[Element data from apps and pages]
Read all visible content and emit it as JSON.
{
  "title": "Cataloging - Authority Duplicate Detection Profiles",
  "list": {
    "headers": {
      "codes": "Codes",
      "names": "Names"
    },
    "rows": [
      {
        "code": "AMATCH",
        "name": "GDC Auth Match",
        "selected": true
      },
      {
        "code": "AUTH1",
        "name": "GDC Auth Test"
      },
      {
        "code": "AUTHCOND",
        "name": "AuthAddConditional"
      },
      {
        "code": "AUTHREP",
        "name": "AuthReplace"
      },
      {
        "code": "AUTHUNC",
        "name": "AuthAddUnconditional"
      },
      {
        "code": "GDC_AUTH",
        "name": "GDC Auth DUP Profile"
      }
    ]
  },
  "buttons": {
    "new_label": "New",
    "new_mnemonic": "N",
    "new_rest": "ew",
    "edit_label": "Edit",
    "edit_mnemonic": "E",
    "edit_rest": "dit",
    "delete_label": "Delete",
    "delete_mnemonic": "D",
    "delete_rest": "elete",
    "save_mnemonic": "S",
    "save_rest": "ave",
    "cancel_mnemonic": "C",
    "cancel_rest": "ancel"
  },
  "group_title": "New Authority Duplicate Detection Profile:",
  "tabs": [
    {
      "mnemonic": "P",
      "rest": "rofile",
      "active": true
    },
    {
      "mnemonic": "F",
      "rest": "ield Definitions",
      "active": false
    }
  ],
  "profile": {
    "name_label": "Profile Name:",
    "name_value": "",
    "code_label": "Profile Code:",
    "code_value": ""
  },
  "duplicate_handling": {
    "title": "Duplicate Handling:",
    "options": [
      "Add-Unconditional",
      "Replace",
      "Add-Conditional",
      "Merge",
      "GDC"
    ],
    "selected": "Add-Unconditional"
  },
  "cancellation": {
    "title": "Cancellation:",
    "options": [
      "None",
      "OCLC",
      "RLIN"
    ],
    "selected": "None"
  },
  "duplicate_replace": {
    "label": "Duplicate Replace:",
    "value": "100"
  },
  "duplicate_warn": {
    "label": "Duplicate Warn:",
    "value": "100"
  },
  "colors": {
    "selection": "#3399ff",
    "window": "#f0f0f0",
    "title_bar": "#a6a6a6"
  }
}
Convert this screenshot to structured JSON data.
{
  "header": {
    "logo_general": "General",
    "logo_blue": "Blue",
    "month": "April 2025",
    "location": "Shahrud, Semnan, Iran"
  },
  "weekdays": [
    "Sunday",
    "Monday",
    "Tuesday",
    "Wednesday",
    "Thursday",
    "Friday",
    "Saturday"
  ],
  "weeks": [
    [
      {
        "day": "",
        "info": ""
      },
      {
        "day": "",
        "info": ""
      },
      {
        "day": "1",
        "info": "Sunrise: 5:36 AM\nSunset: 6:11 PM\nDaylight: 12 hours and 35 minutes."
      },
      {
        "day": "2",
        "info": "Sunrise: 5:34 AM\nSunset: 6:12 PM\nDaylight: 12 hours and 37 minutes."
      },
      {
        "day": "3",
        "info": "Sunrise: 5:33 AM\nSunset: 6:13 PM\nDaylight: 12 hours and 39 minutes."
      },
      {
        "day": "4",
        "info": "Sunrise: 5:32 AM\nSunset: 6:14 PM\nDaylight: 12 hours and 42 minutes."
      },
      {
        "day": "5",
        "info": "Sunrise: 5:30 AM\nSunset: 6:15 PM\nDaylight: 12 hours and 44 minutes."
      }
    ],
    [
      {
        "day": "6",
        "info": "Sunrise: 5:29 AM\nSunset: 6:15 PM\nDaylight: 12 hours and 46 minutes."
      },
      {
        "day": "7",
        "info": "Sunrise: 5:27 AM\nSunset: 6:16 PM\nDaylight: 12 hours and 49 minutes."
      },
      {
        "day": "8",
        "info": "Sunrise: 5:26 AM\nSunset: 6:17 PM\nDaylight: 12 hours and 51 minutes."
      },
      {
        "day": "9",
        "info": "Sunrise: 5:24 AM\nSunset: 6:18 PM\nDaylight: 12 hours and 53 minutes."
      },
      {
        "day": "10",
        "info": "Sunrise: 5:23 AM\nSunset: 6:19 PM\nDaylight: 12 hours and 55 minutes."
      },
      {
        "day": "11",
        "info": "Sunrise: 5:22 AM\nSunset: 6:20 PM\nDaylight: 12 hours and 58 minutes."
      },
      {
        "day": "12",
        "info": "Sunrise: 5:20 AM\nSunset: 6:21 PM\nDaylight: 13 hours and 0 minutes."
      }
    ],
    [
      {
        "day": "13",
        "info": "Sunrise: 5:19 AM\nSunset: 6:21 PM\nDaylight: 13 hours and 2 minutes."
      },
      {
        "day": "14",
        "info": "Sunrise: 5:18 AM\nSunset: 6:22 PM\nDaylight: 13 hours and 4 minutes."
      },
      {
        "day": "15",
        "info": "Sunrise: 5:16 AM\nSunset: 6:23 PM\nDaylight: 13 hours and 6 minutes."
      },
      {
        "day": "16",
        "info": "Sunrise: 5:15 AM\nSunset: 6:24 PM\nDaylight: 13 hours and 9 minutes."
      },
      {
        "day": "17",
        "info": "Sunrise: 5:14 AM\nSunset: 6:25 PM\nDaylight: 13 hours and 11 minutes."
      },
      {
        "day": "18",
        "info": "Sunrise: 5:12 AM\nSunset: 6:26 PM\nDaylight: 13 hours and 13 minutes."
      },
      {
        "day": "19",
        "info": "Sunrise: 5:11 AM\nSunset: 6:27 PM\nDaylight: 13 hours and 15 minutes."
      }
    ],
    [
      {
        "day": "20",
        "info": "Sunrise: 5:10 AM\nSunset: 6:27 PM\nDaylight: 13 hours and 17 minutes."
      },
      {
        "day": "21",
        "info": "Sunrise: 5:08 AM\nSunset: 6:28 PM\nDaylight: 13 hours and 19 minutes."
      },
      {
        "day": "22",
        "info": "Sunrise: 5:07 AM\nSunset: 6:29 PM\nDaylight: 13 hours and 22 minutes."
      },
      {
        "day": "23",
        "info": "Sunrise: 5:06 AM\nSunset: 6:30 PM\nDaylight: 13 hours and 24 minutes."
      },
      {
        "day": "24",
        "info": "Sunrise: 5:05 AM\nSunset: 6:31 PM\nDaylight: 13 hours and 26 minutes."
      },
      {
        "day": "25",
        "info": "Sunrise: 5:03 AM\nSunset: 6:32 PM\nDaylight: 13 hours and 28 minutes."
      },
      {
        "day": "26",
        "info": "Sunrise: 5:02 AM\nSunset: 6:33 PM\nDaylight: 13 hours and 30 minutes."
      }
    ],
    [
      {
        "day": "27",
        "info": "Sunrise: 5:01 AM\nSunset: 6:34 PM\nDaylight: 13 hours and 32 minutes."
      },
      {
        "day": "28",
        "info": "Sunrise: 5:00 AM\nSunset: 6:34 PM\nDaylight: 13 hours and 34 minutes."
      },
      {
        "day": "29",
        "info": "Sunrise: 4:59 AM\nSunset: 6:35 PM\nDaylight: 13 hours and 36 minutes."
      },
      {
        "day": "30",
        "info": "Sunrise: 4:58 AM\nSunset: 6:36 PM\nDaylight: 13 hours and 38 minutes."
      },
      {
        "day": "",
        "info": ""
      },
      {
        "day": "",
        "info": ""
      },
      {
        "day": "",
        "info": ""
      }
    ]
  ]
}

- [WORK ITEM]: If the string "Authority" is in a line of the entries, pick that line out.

- [THE ANSWER]:
  "title": "Cataloging - Authority Duplicate Detection Profiles",
  "group_title": "New Authority Duplicate Detection Profile:",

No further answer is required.